Margaret Mary was the daughter of Ouralien and Alice Duplantis Songe. The Songes settled in Morgan City as a young married couple and soon welcomed their first child. Unfortunately, the child died as an infant.
The only means of getting the baby’s body to the cemetery was via a railway box car. Ouralien Songe got into the box car for the journey. To his surprise, Father Souby joined him for the heartbreaking trip to the cemetery.
Margaret Mary remembered Father Souby as not just compassionate but also a faithful catechism teacher. He would visit his parishioners at their homes. He always stood on the doorstep with his hat in his hand waiting for an invitation to come inside.
My grandmother’s grandmother used to forget how old she was. It wasn’t senility. She just didn’t have to constantly type in her date of birth to unlock passwords, fill out forms, etc.
It’s my guess that birthdays weren’t that big of a deal 100 years ago. If you read the “Little House on the Prairie” series, then you remember Laura marveling over the tangy lemonade and sweet cake at Nellie’s birthday party. These were novelties to her so birthday parties must have been a rare thing on the prairie.
Back in the day, people didn’t have baby books and Facebook timelines. They didn’t even have birth certificates.

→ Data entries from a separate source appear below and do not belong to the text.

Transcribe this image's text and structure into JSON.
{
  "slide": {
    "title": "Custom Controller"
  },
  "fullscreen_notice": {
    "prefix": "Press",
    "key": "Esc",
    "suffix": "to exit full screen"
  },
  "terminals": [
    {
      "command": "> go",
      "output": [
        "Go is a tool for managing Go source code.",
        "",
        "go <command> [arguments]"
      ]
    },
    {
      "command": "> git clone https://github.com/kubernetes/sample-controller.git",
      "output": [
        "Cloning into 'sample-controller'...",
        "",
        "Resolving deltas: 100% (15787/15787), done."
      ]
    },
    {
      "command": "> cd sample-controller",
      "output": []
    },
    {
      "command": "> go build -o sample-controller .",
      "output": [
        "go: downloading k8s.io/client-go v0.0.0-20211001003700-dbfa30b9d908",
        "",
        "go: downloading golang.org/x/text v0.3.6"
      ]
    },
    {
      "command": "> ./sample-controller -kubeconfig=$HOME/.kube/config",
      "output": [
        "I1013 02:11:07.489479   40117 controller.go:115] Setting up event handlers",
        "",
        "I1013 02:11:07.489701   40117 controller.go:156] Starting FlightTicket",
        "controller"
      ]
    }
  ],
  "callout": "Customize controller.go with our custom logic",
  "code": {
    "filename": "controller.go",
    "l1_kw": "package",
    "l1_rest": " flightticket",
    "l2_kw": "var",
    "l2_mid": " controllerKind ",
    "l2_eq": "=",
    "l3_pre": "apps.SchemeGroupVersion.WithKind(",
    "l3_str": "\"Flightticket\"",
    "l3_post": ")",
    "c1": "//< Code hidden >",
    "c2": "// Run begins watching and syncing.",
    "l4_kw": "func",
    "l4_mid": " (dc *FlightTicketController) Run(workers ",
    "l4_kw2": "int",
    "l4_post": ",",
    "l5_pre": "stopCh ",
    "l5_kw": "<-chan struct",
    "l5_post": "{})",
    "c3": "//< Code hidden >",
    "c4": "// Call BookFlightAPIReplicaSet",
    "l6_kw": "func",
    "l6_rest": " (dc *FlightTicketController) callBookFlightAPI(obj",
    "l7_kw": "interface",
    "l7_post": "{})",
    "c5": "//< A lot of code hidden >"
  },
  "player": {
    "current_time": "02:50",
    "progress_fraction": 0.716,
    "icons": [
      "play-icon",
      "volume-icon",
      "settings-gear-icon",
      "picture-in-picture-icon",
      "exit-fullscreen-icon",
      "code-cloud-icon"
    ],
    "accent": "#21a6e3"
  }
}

My father-in-law was never quite sure when his birthday was. He was born at home, and no one ever filled out a birth certificate for him. Complicating matters, his mother died when he was young. He finally looked at his baptism record, but it was smudged. So he arrived sometime in September 1918. No one remembered what day.
I was thinking about birthdays when I found an obit for Cleonise Estelle Rousseau Bergeron, who was married to Jean Baptiste Bergeron.
Cleonise was born Oct. 4, 1818, and died at age 88 in 1907. She had six children and outlived half of them.
The Lafourche Comet dutifully reported her death and noted that she was 94 years old. She most certainly wasn’t that old. No doubt, her family knew she was of an advanced age and just how advanced that age was got exaggerated.